    Many people choose to live in or visit Thirroul because of the natural environmental beauty of this area that is bounded by the ocean and the escarpment. With the proposed development blocking views of the Illawarra escarpment from Lawrence Hargrave there could be an adverse effect on the psychological health of residents and visitors to the Northern Illawarra.

    There have been many studies, carried out worldwide, that show that living in a suburb with more trees leads to improved well-being. A study carried out by researchers at Wollongong University in 2019 found that adults in leafy neighbourhoods have a lower risk of developing psychological distress than adults living in less green neighbourhoods. Read more about this study here.
  • Inappropriate for the site and heritage of Thirroul
    The design of the proposed shopping centre/apartment complex is out of character with the other buildings in Thirroul, such as Anita’s Theatre, built in 1925. Any development of this size in the heart of Thirroul needs to relate to the existing buildings and maintain the heritage values of the streetscape as required in Council’s Development Control Plan.

    The new development looks modern and bland in the drawings supplied with the development application. Comments on the Thirroul Community for a Sustainable Town Centre Facebook page include: “It will be like Parramatta Road in Leichhardt” and Who wants to visit “Kogarah by the Sea?”
  • Noise complaints could lead to the closure of live music venues
    It will be a problem having 82 residential units right next to the live music venues at Beaches Hotel and Anita’s Theatre. Residents of the new units could make noise complaints and this may lead to these venues being unable to host live music.
  • Lack of community consultation about a major development in the heart of Thirroul

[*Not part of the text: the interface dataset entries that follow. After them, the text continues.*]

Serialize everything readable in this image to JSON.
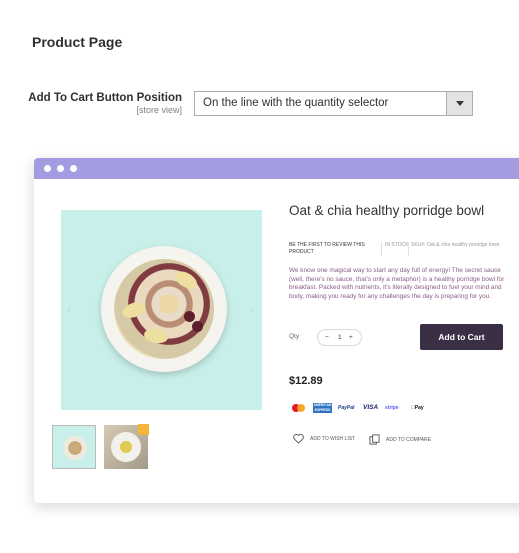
{
  "section": {
    "title": "Product Page"
  },
  "field": {
    "label": "Add To Cart Button Position",
    "scope": "[store view]",
    "value": "On the line with the quantity selector"
  },
  "preview": {
    "title": "Oat & chia healthy porridge bowl",
    "review_link": "BE THE FIRST TO REVIEW THIS PRODUCT",
    "stock": "IN STOCK",
    "sku": "SKU#: Oat & chia healthy porridge bowl",
    "description": "We know one magical way to start any day full of energy! The secret sauce (well, there's no sauce, that's only a metaphor) is a healthy porridge bowl for breakfast. Packed with nutrients, it's literally designed to fuel your mind and body, making you ready for any challenges the day is preparing for you.",
    "qty_label": "Qty",
    "qty_minus": "−",
    "qty_value": "1",
    "qty_plus": "+",
    "add_to_cart": "Add to Cart",
    "price": "$12.89",
    "wishlist": "ADD TO WISH LIST",
    "compare": "ADD TO COMPARE",
    "nav_prev": "‹",
    "nav_next": "›",
    "payments": {
      "amex": "AMERICAN EXPRESS",
      "paypal": "PayPal",
      "visa": "VISA",
      "stripe": "stripe",
      "apple": "Pay"
    }
  },
  "colors": {
    "window_bar": "#a49ce0",
    "image_bg": "#c8efe9",
    "button_bg": "#3a2f45",
    "description_text": "#8a5d86"
  },
  "icons": {
    "select_arrow": "chevron-down-icon",
    "wishlist": "heart-icon",
    "compare": "compare-icon"
  }
}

    The community have not been consulted by the developer despite it being the biggest town centre development in Thirroul’s history. The DA was posted during the Covid 19 lockdown which has meant that it has not been possible to have face-to-face community meetings to discuss the proposal. Many residents of the Thirroul and surrounding suburbs who will be affected by this proposal do not know about it.